MyGM has seen some tweaks for the better, with the biggest change coming with the addition of action points. Every day you are given a new set of action points that can be used to complete specific tasks. Whether it’s interviewing new front office personnel or speaking with your players, you’ll need action points to do so. It can feel a little restrictive, but it feels more realistic. A normal general manager doesn’t complete dozens of tasks a day. By limiting what you can do, it also makes you take a greater hands-on approach with your team. It was pretty easy to cheese your way through the mode in years past, but those strategies won’t fly now.
For better or worse, MyTeam will continue to garner the most press. You are most likely familiar with what Visual Concepts is looking to achieve with the mode by now — creating the team of your dreams using cards purchased in randomized packs. Currency for packs can be acquired through completing certain challenges, daily goals, and online play. Wash, rinse, repeat. It’s never been a huge favorite of mine, but I understand the appeal.
Grind is still an issue in NBA 2K20, but one that has been mitigated slightly. When it comes to MyPlayer, it’s definitely quicker to level up without spending extra money. Just by putting in a few hours, you’ll be able to get your player up to a respectable overall level. In order to reach the true greats of the league, it seems like you’ll need to put extra effort in, but that’s not surprising. That being said, the process does feel more egregious in MyTeam. The framework of the mode is one that is pretty much designed to extract extra cash. It’s a good grift, and one that 2K Sports is clearly intent on continuing to run. In an ideal world, that wouldn’t be the case. We don’t live in an ideal world, though, so the best we can hope for is more improvements like this year.
NBA 2K20 reminds me of the 2018 Golden State Warriors. A top-level talent that mops the floor with the competition, but is not without flaws. The presentation and gameplay of the franchise has never been better, and continually pushes the quality of the genre to new levels. There’s an overwhelming amount of content here that will keep fans of the series glued to the couch until next year’s release. However, it’s still plagued with technical issues, and the predatory microtransactions aren’t going anywhere anytime soon. It feels bad to say it, but the continued quality of the on-court action is more than enough to overlook these issues.
This review was based on the PlayStation 4 version of the game. A copy was provided by 2K Sports.

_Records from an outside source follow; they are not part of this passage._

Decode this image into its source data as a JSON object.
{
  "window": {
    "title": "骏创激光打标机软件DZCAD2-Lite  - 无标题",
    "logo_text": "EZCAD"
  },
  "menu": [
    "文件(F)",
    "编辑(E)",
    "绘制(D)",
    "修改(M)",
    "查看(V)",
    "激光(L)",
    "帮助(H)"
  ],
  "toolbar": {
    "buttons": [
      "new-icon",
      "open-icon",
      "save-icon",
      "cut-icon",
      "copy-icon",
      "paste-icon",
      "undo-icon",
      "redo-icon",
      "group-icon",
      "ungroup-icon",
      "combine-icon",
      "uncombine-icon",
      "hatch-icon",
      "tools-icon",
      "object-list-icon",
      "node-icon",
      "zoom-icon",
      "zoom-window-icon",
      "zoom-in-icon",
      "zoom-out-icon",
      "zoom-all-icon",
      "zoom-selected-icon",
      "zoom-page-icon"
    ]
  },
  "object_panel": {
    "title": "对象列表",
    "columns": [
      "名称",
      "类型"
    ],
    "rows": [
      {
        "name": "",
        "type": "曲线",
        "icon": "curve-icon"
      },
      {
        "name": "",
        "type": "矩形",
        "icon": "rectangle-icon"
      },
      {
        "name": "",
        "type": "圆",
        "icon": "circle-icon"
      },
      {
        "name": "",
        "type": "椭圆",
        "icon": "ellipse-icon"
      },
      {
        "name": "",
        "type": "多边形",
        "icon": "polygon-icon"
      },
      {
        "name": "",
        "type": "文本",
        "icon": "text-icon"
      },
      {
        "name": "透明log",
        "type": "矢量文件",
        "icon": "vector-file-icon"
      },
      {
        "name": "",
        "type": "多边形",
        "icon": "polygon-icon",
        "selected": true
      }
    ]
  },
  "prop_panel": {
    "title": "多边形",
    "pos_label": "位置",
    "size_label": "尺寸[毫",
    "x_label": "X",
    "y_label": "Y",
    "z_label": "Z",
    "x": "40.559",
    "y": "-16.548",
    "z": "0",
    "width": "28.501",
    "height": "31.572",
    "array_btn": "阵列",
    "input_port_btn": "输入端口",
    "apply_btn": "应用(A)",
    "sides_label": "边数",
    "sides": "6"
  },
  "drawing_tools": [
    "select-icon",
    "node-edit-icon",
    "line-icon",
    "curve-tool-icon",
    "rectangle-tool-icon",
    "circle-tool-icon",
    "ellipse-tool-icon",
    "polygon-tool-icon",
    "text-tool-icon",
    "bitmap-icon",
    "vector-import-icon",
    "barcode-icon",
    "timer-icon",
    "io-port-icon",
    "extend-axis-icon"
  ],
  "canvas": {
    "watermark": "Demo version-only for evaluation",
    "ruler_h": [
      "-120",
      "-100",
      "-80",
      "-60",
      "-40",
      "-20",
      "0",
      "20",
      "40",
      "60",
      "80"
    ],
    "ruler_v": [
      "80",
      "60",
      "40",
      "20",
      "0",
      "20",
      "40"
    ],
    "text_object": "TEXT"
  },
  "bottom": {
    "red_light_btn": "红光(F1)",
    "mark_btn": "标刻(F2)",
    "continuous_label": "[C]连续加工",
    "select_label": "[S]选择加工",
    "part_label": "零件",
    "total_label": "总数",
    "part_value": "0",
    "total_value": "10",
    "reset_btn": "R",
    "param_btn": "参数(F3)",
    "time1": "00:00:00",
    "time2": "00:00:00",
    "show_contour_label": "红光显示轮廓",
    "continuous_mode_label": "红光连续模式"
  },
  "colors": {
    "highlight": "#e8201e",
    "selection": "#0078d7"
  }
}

NBA 2K20 continues to deliver excellent on-court action with unmatched presentation and mode variety. However, the series' continued reliance on microtransactions is still a glaring issue.